Institutionalizing Children, Referees, and Charlottesville
Past Present Episode 142
In this episode, Neil, Niki, and Natalia debate the history of the institutionalization of children, the thankless job of refereeing youth sports, and the legacy of the violence in Charlottesville, Virginia, one year after the Unite the Right rally.
Here are some links and references mentioned during this week’s show:
- Coverage of family separation is revealing many abuses visited upon children detained in state facilities. Natalia mentioned this WNYC history of immigration detainment and this PBS retrospective on deinstitutionalization. She also recommended journalist Alex Beam’s book Gracefully Insane and this ProPublica coverage of the organizations that operate shelters.
- Violence against youth sports referees has become disturbingly common. Natalia cited the work of sociologist Hilary Levey Friedman on competitive childhood, including this Atlantic article.
- One year ago, violence in Charlottesville captured national attention. Niki has released a podcast series, A12, considering these events one year out. Niki also recommended historian Kathleen Belew’s new book, Bring the War Home: The White Power Movement and Paramilitary America.
In our regular closing feature, What’s Making History:
- Natalia commented on Gustavo Arellano’s Los Angeles Times article, “Of Course Latinos Can Assimilate Into American Society. Just Look at Whittier.”
- Neil discussed the JSTOR Daily article, “The Complicated Politics Of… Refrigerators.”

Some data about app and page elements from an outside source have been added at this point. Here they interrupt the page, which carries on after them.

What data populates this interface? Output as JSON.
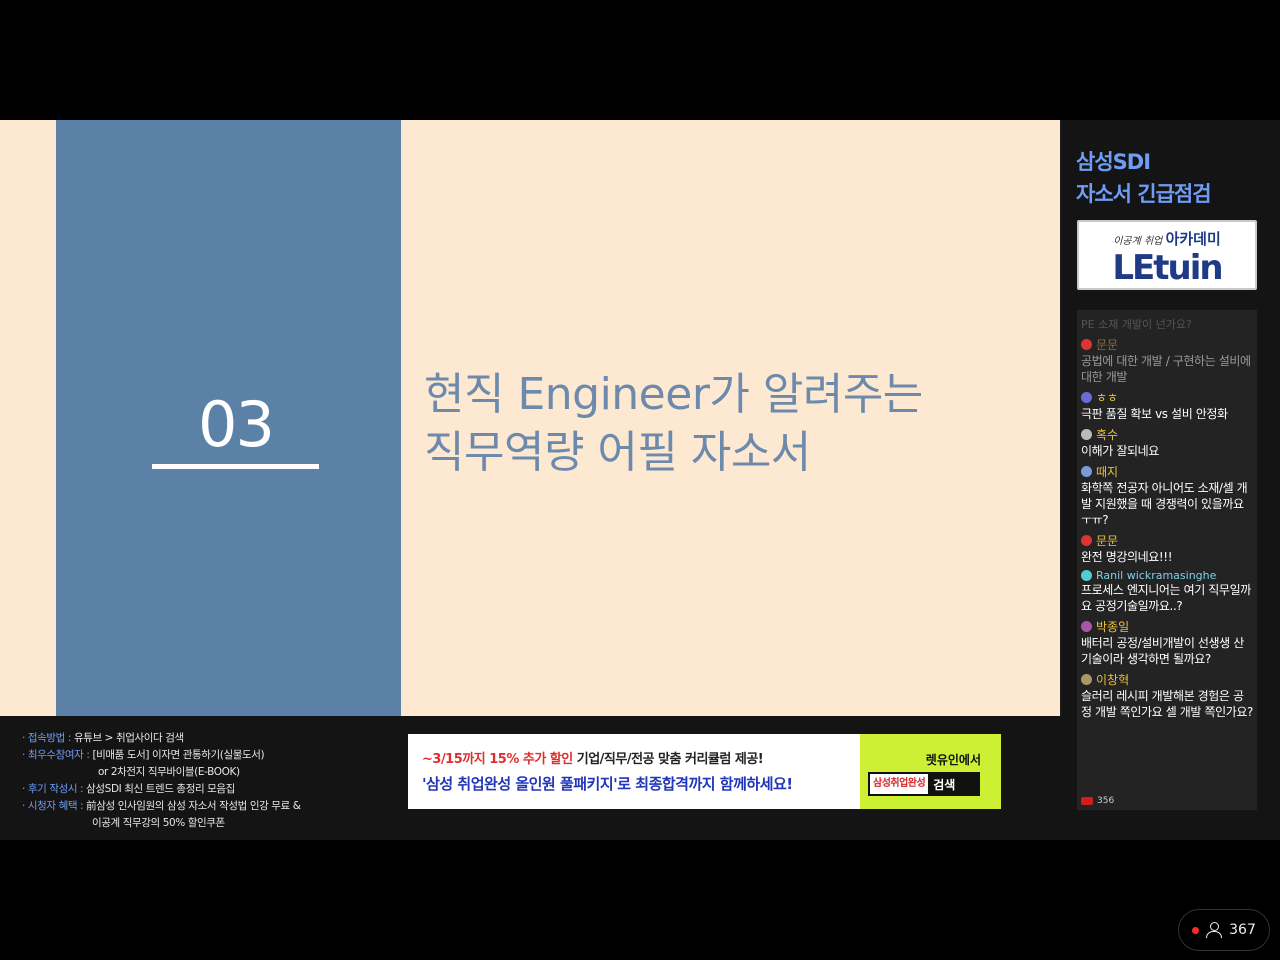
{
  "slide": {
    "number": "03",
    "title_line1": "현직 Engineer가 알려주는",
    "title_line2": "직무역량 어필 자소서"
  },
  "side": {
    "title_line1": "삼성SDI",
    "title_line2": "자소서 긴급점검",
    "logo_sub": "이공계 취업",
    "logo_sub_bold": "아카데미",
    "logo_main": "LEtuin"
  },
  "chat": {
    "faded_text": "PE 소재 개발이 넌가요?",
    "messages": [
      {
        "author": "문문",
        "text": "공법에 대한 개발 / 구현하는 설비에 대한 개발",
        "color": "#d33"
      },
      {
        "author": "ㅎㅎ",
        "text": "극판 품질 확보 vs 설비 안정화",
        "color": "#6b6bd8"
      },
      {
        "author": "혹수",
        "text": "이해가 잘되네요",
        "color": "#bbb"
      },
      {
        "author": "때지",
        "text": "화학쪽 전공자 아니어도 소재/셀 개발 지원했을 때 경쟁력이 있을까요ㅜㅠ?",
        "color": "#7b9bd6"
      },
      {
        "author": "문문",
        "text": "완전 명강의네요!!!",
        "color": "#d33"
      },
      {
        "author": "Ranil wickramasinghe",
        "text": "프로세스 엔지니어는 여기 직무일까요 공정기술일까요..?",
        "color": "#5cc"
      },
      {
        "author": "박종일",
        "text": "배터리 공정/설비개발이 선생생 산기술이라 생각하면 될까요?",
        "color": "#a5a"
      },
      {
        "author": "이창혁",
        "text": "슬러리 레시피 개발해본 경험은 공정 개발 쪽인가요 셀 개발 쪽인가요?",
        "color": "#a96"
      }
    ],
    "count": "356"
  },
  "info": {
    "l1_label": "· 접속방법 :",
    "l1_text": "유튜브 > 취업사이다 검색",
    "l2_label": "· 최우수참여자 :",
    "l2_text": "[비매품 도서] 이자면 관통하기(실물도서)",
    "l3_text": "or 2차전지 직무바이블(E-BOOK)",
    "l4_label": "· 후기 작성시 :",
    "l4_text": "삼성SDI 최신 트렌드 총정리 모음집",
    "l5_label": "· 시청자 혜택 :",
    "l5_text": "前삼성 인사임원의 삼성 자소서 작성법 인강 무료 &",
    "l6_text": "이공계 직무강의 50% 할인쿠폰"
  },
  "banner": {
    "line1_red": "~3/15까지 15% 추가 할인",
    "line1_rest": " 기업/직무/전공 맞춤 커리큘럼 제공!",
    "line2": "'삼성 취업완성 올인원 풀패키지'로 최종합격까지 함께하세요!",
    "right_top": "렛유인에서",
    "search_term": "삼성취업완성",
    "search_btn": "검색"
  },
  "viewers": {
    "count": "367"
  }
}
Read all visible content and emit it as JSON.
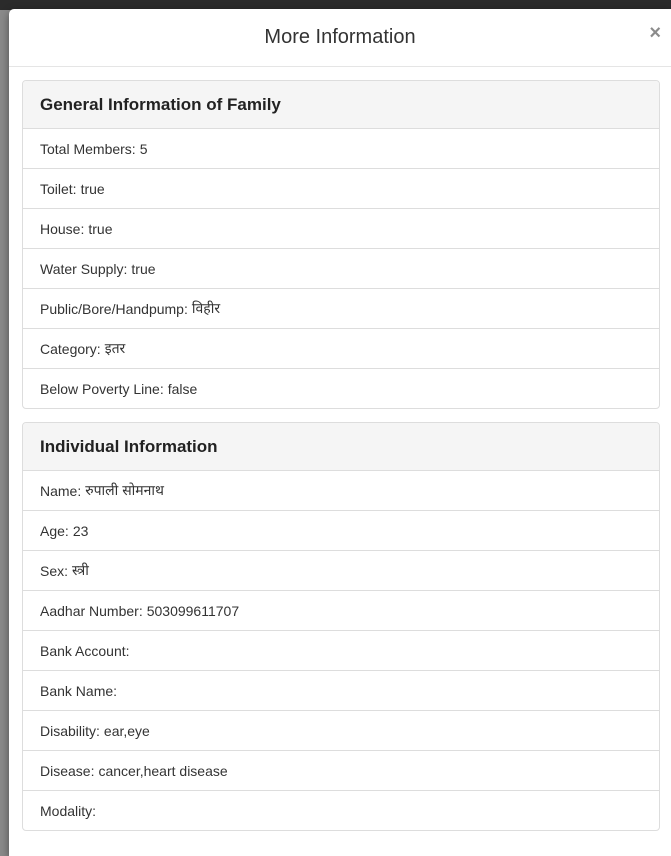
{
  "modal": {
    "title": "More Information",
    "close_label": "×"
  },
  "family": {
    "heading": "General Information of Family",
    "items": [
      {
        "label": "Total Members:",
        "value": "5"
      },
      {
        "label": "Toilet:",
        "value": "true"
      },
      {
        "label": "House:",
        "value": "true"
      },
      {
        "label": "Water Supply:",
        "value": "true"
      },
      {
        "label": "Public/Bore/Handpump:",
        "value": "विहीर"
      },
      {
        "label": "Category:",
        "value": "इतर"
      },
      {
        "label": "Below Poverty Line:",
        "value": "false"
      }
    ]
  },
  "individual": {
    "heading": "Individual Information",
    "items": [
      {
        "label": "Name:",
        "value": "रुपाली सोमनाथ"
      },
      {
        "label": "Age:",
        "value": "23"
      },
      {
        "label": "Sex:",
        "value": "स्त्री"
      },
      {
        "label": "Aadhar Number:",
        "value": "503099611707"
      },
      {
        "label": "Bank Account:",
        "value": ""
      },
      {
        "label": "Bank Name:",
        "value": ""
      },
      {
        "label": "Disability:",
        "value": "ear,eye"
      },
      {
        "label": "Disease:",
        "value": "cancer,heart disease"
      },
      {
        "label": "Modality:",
        "value": ""
      }
    ]
  }
}
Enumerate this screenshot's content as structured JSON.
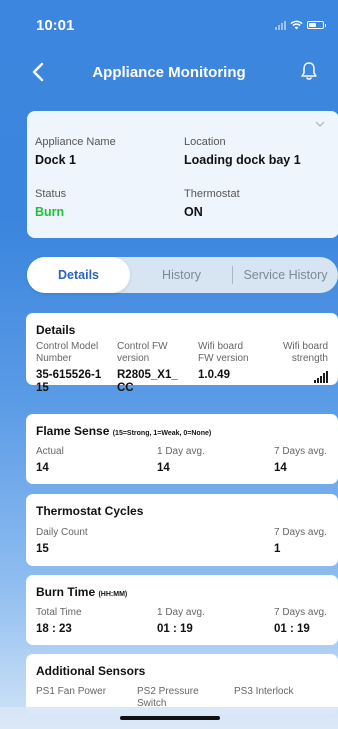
{
  "status_bar": {
    "time": "10:01"
  },
  "header": {
    "title": "Appliance Monitoring"
  },
  "summary": {
    "name_label": "Appliance Name",
    "name_value": "Dock 1",
    "location_label": "Location",
    "location_value": "Loading dock bay 1",
    "status_label": "Status",
    "status_value": "Burn",
    "status_color": "#22c03a",
    "thermostat_label": "Thermostat",
    "thermostat_value": "ON"
  },
  "tabs": [
    {
      "label": "Details",
      "active": true
    },
    {
      "label": "History",
      "active": false
    },
    {
      "label": "Service History",
      "active": false
    }
  ],
  "details": {
    "title": "Details",
    "columns": [
      {
        "label": "Control Model Number",
        "value": "35-615526-1 15"
      },
      {
        "label": "Control FW version",
        "value": "R2805_X1_ CC"
      },
      {
        "label": "Wifi board FW version",
        "value": "1.0.49"
      },
      {
        "label": "Wifi board strength",
        "icon": "wifi-strength-bars"
      }
    ]
  },
  "flame_sense": {
    "title": "Flame Sense",
    "unit": "(15=Strong, 1=Weak, 0=None)",
    "columns": [
      {
        "label": "Actual",
        "value": "14"
      },
      {
        "label": "1 Day avg.",
        "value": "14"
      },
      {
        "label": "7 Days avg.",
        "value": "14"
      }
    ]
  },
  "thermostat_cycles": {
    "title": "Thermostat Cycles",
    "columns": [
      {
        "label": "Daily Count",
        "value": "15"
      },
      {
        "label": "7 Days avg.",
        "value": "1"
      }
    ]
  },
  "burn_time": {
    "title": "Burn Time",
    "unit": "(HH:MM)",
    "columns": [
      {
        "label": "Total Time",
        "value": "18 : 23"
      },
      {
        "label": "1 Day avg.",
        "value": "01 : 19"
      },
      {
        "label": "7 Days avg.",
        "value": "01 : 19"
      }
    ]
  },
  "additional_sensors": {
    "title": "Additional Sensors",
    "columns": [
      {
        "label": "PS1 Fan Power"
      },
      {
        "label": "PS2 Pressure Switch"
      },
      {
        "label": "PS3 Interlock"
      }
    ]
  },
  "colors": {
    "accent": "#2a64c4",
    "background": "#3d86df",
    "status_ok": "#22c03a"
  }
}
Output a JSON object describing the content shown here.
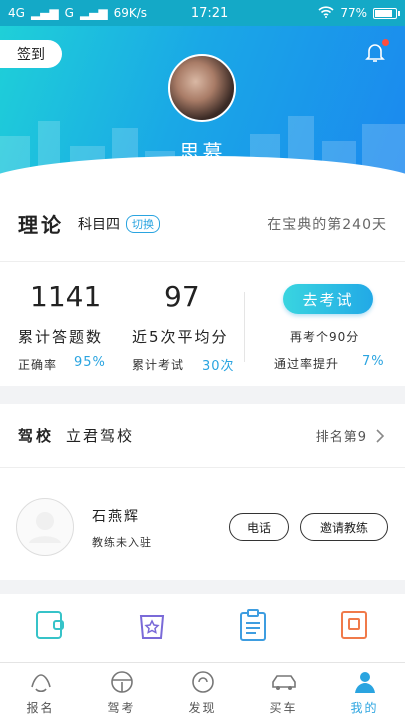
{
  "status_bar": {
    "signal_left": "4G",
    "signal_mid": "G",
    "speed": "69K/s",
    "time": "17:21",
    "battery_percent": "77%",
    "battery_level": 0.77
  },
  "header": {
    "checkin_label": "签到",
    "username": "思慕"
  },
  "subject": {
    "title": "理论",
    "name": "科目四",
    "switch_label": "切换",
    "days_text": "在宝典的第240天"
  },
  "stats": {
    "total_answered": "1141",
    "total_answered_label": "累计答题数",
    "accuracy_label": "正确率",
    "accuracy_value": "95%",
    "avg_score": "97",
    "avg_score_label": "近5次平均分",
    "exams_label": "累计考试",
    "exams_value": "30次",
    "exam_button": "去考试",
    "retake_text": "再考个90分",
    "pass_rate_label": "通过率提升",
    "pass_rate_value": "7%"
  },
  "school": {
    "title": "驾校",
    "name": "立君驾校",
    "rank": "排名第9"
  },
  "coach": {
    "name": "石燕辉",
    "status": "教练未入驻",
    "call_label": "电话",
    "invite_label": "邀请教练"
  },
  "tools": [
    {
      "icon": "wallet-icon"
    },
    {
      "icon": "star-bag-icon"
    },
    {
      "icon": "clipboard-icon"
    },
    {
      "icon": "book-icon"
    }
  ],
  "tabbar": [
    {
      "label": "报名",
      "icon": "signup-icon"
    },
    {
      "label": "驾考",
      "icon": "steering-wheel-icon"
    },
    {
      "label": "发现",
      "icon": "discover-icon"
    },
    {
      "label": "买车",
      "icon": "car-icon"
    },
    {
      "label": "我的",
      "icon": "profile-icon",
      "active": true
    }
  ],
  "colors": {
    "accent": "#2aa4e0",
    "header_start": "#1fd0d8",
    "header_end": "#1b88ef",
    "badge_red": "#ff4d3d"
  }
}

- Niki shared Tyler Parry’s article for Black Perspectives, “A Brief History of the ‘Black Friend’.”